By Robyn Rowe Walton
Attorney at Law
Many of us believe that our Last Will & Testament or “Verbal Instructions” to our family controls what happens to our “stuff” (property and assets) when we die. Unfortunately, when it comes to real estate what your deed says is what matters. Most people believe they don’t have a deed until their home is paid off, but the truth is that you likely received a deed after purchasing your home. Now is a great time to get your deed out and find out if you have made this mistake:
When you add another person to your deed they legally become a co-owner under Utah law, meaning that you have effectively “gifted” that person a portion of that asset. Such a transfer often violates terms of your mortgage or can prevent you from being able to obtain a reverse mortgage later in life (if the person is not over 65 or does not live with you).
If you put one of your adult kids on your deed and they later have a legal problem such as credit card debt, bankruptcy, tax lien, divorce, business debts or an accident not covered completely by insurance, the “share” of the property that you gifted to your child can be at risk for foreclosure by the child’s creditor.
The more serious problem is that when you die the person you have named on your deed will receive the entire property if you have named them as a joint tenant. A joint tenant typically has no legal obligation to share jointly held property with the family of a deceased tenant and the will of the deceased owner often has no effect. This disparity between the will and the deed often creates contention and difficulties of “sharing” and fairness with many families.
Another costly problem of adding a child to your deed is capital gains taxes due to appreciation. If your property is sold after your death, the co-owner will likely have to pay substantial capital gains taxes to the IRS if your property has increased in value since purchase. Capital gains tax can amount to 22 percent or more (considering federal and state income tax rates) of the appreciation in your home when it is sold if the co-owner is not eligible for the residential capital gains tax exclusion.
SOLUTION: IRS Code Section 1014 allows your home to receive a new tax basis equal to the fair market value of the property at your death. Therefore, if you own your home at death and your home is sold for the date of death value there is no capital gains tax to your loved ones. To obtain this “step up basis” you must leave your home through a trust that you own or through your estate. If you pass your home through your will or intestacy (no will) your family will incur probate costs (on average $2,000 minimum). However, if you place your home in a simple trust that you own until death, that then distributes at your death to your children, your children may take advantage of the “step up basis” and sell your home “tax free” and without probate costs when you are gone.

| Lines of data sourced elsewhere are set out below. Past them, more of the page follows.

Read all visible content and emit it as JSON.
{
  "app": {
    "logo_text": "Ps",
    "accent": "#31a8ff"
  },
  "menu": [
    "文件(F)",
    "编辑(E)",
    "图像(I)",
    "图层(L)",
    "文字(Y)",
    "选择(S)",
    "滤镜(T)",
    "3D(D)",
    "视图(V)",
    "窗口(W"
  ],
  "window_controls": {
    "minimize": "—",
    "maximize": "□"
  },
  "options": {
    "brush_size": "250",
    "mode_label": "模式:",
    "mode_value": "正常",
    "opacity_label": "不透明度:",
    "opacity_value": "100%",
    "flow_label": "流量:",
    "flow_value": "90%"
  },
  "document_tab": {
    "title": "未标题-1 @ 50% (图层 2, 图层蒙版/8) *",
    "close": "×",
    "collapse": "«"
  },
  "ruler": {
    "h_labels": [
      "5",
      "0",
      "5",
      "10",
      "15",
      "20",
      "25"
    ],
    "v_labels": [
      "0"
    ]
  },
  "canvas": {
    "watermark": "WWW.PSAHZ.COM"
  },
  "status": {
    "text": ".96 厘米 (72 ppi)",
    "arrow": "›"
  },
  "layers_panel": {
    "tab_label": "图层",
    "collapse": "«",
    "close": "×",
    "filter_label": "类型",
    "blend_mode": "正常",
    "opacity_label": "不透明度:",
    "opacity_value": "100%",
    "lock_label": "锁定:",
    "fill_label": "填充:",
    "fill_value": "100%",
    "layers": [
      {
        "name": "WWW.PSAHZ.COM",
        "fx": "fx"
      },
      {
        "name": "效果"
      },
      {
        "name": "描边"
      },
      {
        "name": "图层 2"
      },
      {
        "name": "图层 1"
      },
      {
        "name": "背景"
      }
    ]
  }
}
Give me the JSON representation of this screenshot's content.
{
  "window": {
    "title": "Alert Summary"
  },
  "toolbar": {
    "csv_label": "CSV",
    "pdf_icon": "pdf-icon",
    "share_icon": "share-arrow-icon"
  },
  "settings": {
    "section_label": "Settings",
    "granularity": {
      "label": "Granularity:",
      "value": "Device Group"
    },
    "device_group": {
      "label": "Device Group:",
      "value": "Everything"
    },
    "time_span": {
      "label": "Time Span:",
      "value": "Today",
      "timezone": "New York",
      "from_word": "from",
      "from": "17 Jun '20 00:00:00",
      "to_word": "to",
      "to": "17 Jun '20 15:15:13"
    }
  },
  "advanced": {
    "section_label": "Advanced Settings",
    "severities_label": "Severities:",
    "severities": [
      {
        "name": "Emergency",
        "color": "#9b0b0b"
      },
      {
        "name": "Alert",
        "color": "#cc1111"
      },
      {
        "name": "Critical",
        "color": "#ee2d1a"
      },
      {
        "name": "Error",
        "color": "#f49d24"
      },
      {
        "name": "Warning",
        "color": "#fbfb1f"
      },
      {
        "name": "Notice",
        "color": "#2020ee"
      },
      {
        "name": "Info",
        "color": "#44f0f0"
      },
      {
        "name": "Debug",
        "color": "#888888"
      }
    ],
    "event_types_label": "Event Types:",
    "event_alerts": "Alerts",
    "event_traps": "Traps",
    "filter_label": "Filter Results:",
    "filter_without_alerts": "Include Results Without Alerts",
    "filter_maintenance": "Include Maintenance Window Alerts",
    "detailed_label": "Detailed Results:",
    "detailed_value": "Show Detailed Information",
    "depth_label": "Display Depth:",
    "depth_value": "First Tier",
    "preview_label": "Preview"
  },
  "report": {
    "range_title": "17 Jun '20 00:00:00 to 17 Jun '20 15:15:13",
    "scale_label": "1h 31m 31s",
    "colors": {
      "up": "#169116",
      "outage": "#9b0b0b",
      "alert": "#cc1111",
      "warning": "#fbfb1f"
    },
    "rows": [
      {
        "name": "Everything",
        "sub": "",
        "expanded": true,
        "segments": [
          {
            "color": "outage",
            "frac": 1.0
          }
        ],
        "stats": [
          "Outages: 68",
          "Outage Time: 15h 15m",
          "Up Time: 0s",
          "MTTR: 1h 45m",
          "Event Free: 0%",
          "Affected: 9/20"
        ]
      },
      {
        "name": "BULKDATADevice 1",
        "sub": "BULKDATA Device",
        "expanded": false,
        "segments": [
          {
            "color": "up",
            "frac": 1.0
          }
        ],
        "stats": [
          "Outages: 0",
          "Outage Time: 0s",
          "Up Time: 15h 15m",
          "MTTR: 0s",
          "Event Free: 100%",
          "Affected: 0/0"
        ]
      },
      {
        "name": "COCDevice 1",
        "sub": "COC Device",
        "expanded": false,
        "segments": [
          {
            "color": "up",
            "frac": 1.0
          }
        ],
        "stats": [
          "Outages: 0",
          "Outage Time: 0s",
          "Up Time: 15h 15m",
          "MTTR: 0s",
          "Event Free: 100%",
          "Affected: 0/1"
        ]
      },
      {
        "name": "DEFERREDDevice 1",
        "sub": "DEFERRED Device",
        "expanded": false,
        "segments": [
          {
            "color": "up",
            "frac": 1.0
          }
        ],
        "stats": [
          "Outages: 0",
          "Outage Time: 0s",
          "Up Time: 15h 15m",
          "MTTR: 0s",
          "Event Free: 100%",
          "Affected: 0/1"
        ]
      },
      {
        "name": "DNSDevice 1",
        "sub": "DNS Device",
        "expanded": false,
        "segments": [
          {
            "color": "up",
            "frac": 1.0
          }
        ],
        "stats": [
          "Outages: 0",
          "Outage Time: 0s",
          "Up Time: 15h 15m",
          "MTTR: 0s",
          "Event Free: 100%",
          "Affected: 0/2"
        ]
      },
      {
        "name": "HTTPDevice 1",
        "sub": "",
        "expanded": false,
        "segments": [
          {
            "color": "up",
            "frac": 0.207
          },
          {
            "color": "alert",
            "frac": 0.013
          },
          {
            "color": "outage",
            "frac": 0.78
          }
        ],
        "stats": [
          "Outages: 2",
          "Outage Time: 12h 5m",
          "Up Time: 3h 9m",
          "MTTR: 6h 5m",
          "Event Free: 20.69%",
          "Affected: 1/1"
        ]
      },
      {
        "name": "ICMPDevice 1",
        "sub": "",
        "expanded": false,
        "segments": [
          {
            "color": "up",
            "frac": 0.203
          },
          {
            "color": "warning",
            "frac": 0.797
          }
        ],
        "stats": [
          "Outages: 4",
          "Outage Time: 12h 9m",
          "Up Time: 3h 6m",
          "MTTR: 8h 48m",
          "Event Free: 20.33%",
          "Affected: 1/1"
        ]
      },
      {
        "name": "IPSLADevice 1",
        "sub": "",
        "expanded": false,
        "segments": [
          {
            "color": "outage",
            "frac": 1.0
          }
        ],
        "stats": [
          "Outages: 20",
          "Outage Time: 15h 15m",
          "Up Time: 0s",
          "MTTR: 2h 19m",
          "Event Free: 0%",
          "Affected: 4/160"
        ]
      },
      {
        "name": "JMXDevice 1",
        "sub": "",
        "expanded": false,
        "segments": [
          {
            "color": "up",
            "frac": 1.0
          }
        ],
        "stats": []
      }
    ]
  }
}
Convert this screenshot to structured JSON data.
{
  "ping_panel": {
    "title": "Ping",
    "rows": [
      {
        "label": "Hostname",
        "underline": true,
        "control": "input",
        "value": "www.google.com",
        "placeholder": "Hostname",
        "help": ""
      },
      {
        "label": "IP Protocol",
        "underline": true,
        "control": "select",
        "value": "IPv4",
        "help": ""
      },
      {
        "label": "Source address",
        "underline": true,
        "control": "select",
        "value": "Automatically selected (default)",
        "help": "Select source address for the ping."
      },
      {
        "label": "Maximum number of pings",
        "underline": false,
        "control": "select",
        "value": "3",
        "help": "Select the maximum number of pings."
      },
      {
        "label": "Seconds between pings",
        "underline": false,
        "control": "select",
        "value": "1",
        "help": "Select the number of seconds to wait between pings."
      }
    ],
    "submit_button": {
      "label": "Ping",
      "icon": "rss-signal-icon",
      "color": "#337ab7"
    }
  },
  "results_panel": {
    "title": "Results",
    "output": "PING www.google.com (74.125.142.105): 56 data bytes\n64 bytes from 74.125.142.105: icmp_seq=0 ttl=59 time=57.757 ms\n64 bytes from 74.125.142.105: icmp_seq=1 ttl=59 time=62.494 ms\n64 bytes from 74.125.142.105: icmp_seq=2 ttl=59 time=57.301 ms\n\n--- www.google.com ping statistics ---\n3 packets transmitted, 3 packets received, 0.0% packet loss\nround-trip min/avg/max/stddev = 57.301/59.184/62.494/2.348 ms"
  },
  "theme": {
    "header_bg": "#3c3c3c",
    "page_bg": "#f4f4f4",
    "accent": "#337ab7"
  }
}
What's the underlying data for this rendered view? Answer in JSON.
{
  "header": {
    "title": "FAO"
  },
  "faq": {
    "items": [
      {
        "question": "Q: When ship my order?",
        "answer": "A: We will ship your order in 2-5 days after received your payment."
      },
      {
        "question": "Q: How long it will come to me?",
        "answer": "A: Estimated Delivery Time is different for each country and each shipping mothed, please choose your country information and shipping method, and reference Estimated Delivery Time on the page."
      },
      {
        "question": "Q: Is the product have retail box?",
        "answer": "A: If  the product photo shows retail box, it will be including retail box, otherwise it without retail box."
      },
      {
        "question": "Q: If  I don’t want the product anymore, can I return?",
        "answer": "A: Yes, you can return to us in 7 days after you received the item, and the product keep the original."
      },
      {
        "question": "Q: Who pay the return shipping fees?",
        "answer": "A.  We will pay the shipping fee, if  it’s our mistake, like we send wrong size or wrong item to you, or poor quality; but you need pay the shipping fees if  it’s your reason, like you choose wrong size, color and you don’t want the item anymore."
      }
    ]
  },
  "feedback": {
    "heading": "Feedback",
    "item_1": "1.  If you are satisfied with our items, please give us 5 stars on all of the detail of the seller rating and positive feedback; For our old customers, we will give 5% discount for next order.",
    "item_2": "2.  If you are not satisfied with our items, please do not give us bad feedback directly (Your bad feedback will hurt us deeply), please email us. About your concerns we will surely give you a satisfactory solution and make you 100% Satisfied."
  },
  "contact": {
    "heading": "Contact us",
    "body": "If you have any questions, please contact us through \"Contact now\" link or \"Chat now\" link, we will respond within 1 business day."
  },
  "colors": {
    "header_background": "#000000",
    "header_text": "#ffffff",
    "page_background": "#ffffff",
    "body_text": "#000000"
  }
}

A trust allows you to control the property without worrying about your loved ones’ legal problems touching you and can prevent the cost of probate and capital gains taxes when you are gone. Setting up a simple trust should typically cost much less than even the minimum average cost of probate. The correct kind of trust does not offend the “due on sale” clause of your mortgage and if properly drafted qualifies for most reverse mortgage products. More importantly, when you die your named administrator (trustee) with a properly drafted and funded trust merely needs your death certificate and the trust to take title to your property and need not pay costly probate or legal fees to obtain title.